Fashion is amazing.
I admit to being a blue jeans and t-shirt connoiseur myself, but I do pay attention to Fashion Week each year, and gawk at what celebrities are wearing on award show red carpets. I understand nothing of the inspiration, vision, or sheer artistry behind the creativity of the designers of each new trend. I cannot fathom how an artist goes from making a-line skirts and coats one season, to sheer bandeaus and capris the next.
So while it makes no sense to me, it’s however no surprise that the gravity-defying pompadours and wider-than-doorway panniers of the late 18th Century gave rise to simple and straight empire gowns and natural hair – fashion evolves in mysterious and myriad ways. Since the styles of mothers from the era of George III dressed vastly different from their Regency-reared daughters, I thought it might be interesting to compare and contrast two styles. And since caricatures and fashion plates are vastly more entertaining than mere portraits ….
A well-dressed wench; a well rigged-frigate.
- Find this slang terms and hundreds of others in Francis Grose’s 1811 Dictionary of the Vulgar Tongue.
- To discover more intriguing fashions of the contrasting father (George III) and son (George IV) eras of the Long Regency, check out these Fashion Plates and Caricatures of Georgian Era.
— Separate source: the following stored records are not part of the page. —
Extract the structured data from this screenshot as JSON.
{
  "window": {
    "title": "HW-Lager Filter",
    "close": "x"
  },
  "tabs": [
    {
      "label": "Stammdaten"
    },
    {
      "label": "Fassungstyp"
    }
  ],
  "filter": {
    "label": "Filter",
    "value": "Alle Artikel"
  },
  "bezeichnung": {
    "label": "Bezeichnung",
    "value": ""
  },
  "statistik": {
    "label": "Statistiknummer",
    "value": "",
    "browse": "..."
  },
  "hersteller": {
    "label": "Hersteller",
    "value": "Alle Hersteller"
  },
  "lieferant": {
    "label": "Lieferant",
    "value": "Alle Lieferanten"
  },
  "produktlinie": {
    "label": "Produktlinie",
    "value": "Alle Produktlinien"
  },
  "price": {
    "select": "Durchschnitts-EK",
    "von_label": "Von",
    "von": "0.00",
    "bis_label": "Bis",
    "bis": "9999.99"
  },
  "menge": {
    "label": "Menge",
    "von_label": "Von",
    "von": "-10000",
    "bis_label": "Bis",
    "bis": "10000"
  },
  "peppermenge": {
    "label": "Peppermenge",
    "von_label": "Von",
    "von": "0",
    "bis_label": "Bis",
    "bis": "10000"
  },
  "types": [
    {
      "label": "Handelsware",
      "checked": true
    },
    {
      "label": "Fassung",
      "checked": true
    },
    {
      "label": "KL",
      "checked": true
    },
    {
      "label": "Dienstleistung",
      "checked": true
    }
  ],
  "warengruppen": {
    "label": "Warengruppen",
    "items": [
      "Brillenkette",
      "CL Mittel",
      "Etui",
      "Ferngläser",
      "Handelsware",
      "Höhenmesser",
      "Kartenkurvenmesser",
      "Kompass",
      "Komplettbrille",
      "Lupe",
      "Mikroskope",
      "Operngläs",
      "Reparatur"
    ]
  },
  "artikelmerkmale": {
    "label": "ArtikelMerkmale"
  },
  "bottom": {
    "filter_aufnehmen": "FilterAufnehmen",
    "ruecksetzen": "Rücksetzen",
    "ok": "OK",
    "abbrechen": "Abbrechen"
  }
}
- See a lovely trip through the fashions of the medieval era through the early 20th Century at Jeanne de Pompadour.